Records from a dataset

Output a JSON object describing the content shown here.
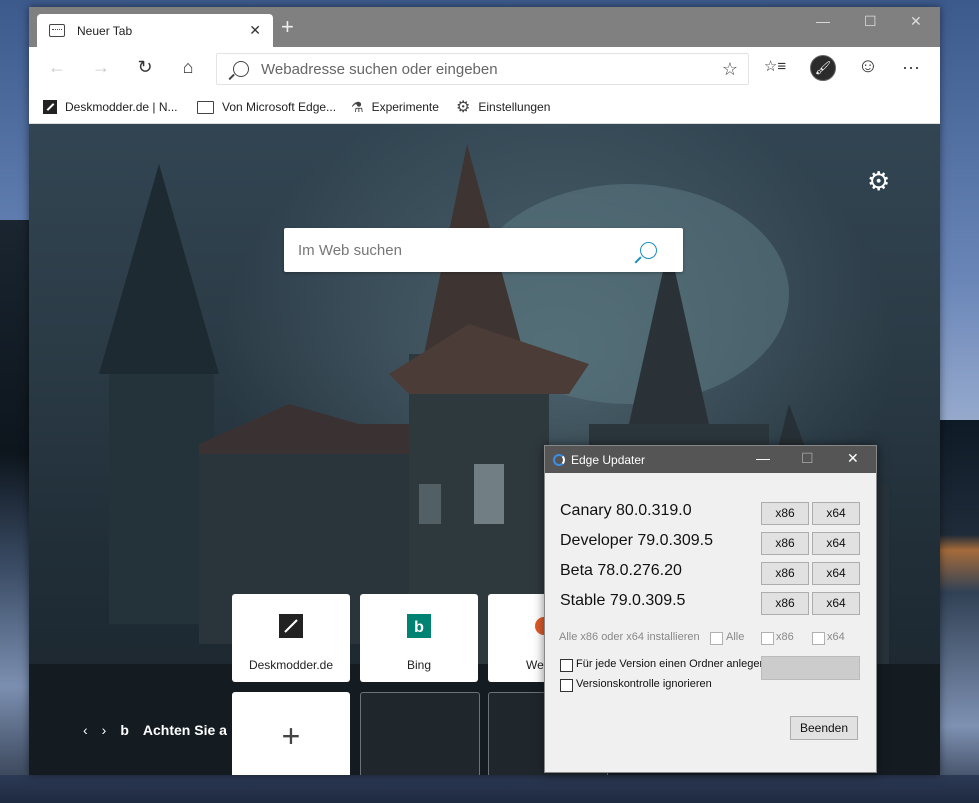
{
  "browser": {
    "tab_title": "Neuer Tab",
    "tab_close": "✕",
    "new_tab": "+",
    "window_controls": {
      "minimize": "—",
      "maximize": "☐",
      "close": "✕"
    },
    "toolbar": {
      "back": "←",
      "forward": "→",
      "refresh": "↻",
      "home": "⌂",
      "address_placeholder": "Webadresse suchen oder eingeben",
      "favorite": "☆",
      "collections": "☆≡",
      "profile": "🖌",
      "feedback": "☺",
      "more": "···"
    },
    "bookmarks": [
      {
        "label": "Deskmodder.de | N...",
        "icon": "deskmodder-icon"
      },
      {
        "label": "Von Microsoft Edge...",
        "icon": "folder-icon"
      },
      {
        "label": "Experimente",
        "icon": "flask-icon"
      },
      {
        "label": "Einstellungen",
        "icon": "gear-icon"
      }
    ]
  },
  "newtab": {
    "settings_icon": "⚙",
    "search_placeholder": "Im Web suchen",
    "tiles": [
      {
        "label": "Deskmodder.de",
        "icon": "deskmodder-icon"
      },
      {
        "label": "Bing",
        "icon": "bing-icon"
      },
      {
        "label": "We",
        "icon": "partial-icon"
      }
    ],
    "add_tile": "+",
    "news": {
      "prev": "‹",
      "next": "›",
      "bing_logo": "b",
      "text": "Achten Sie a"
    }
  },
  "updater": {
    "title": "Edge Updater",
    "controls": {
      "minimize": "—",
      "maximize": "☐",
      "close": "✕"
    },
    "versions": [
      {
        "label": "Canary 80.0.319.0",
        "x86": "x86",
        "x64": "x64"
      },
      {
        "label": "Developer 79.0.309.5",
        "x86": "x86",
        "x64": "x64"
      },
      {
        "label": "Beta 78.0.276.20",
        "x86": "x86",
        "x64": "x64"
      },
      {
        "label": "Stable 79.0.309.5",
        "x86": "x86",
        "x64": "x64"
      }
    ],
    "install_all_label": "Alle x86 oder x64 installieren",
    "opt_all": "Alle",
    "opt_x86": "x86",
    "opt_x64": "x64",
    "folder_option": "Für jede Version einen Ordner anlegen",
    "ignore_version_check": "Versionskontrolle ignorieren",
    "quit_button": "Beenden"
  }
}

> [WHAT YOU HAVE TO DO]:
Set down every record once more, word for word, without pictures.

> [SOLUTION BELOW]:
Output a JSON object describing the content shown here.
{
  "browser": {
    "tab_title": "Neuer Tab",
    "tab_close": "✕",
    "new_tab": "+",
    "window_controls": {
      "minimize": "—",
      "maximize": "☐",
      "close": "✕"
    },
    "toolbar": {
      "back": "←",
      "forward": "→",
      "refresh": "↻",
      "home": "⌂",
      "address_placeholder": "Webadresse suchen oder eingeben",
      "favorite": "☆",
      "collections": "☆≡",
      "profile": "🖌",
      "feedback": "☺",
      "more": "···"
    },
    "bookmarks": [
      {
        "label": "Deskmodder.de | N...",
        "icon": "deskmodder-icon"
      },
      {
        "label": "Von Microsoft Edge...",
        "icon": "folder-icon"
      },
      {
        "label": "Experimente",
        "icon": "flask-icon"
      },
      {
        "label": "Einstellungen",
        "icon": "gear-icon"
      }
    ]
  },
  "newtab": {
    "settings_icon": "⚙",
    "search_placeholder": "Im Web suchen",
    "tiles": [
      {
        "label": "Deskmodder.de",
        "icon": "deskmodder-icon"
      },
      {
        "label": "Bing",
        "icon": "bing-icon"
      },
      {
        "label": "We",
        "icon": "partial-icon"
      }
    ],
    "add_tile": "+",
    "news": {
      "prev": "‹",
      "next": "›",
      "bing_logo": "b",
      "text": "Achten Sie a"
    }
  },
  "updater": {
    "title": "Edge Updater",
    "controls": {
      "minimize": "—",
      "maximize": "☐",
      "close": "✕"
    },
    "versions": [
      {
        "label": "Canary 80.0.319.0",
        "x86": "x86",
        "x64": "x64"
      },
      {
        "label": "Developer 79.0.309.5",
        "x86": "x86",
        "x64": "x64"
      },
      {
        "label": "Beta 78.0.276.20",
        "x86": "x86",
        "x64": "x64"
      },
      {
        "label": "Stable 79.0.309.5",
        "x86": "x86",
        "x64": "x64"
      }
    ],
    "install_all_label": "Alle x86 oder x64 installieren",
    "opt_all": "Alle",
    "opt_x86": "x86",
    "opt_x64": "x64",
    "folder_option": "Für jede Version einen Ordner anlegen",
    "ignore_version_check": "Versionskontrolle ignorieren",
    "quit_button": "Beenden"
  }
}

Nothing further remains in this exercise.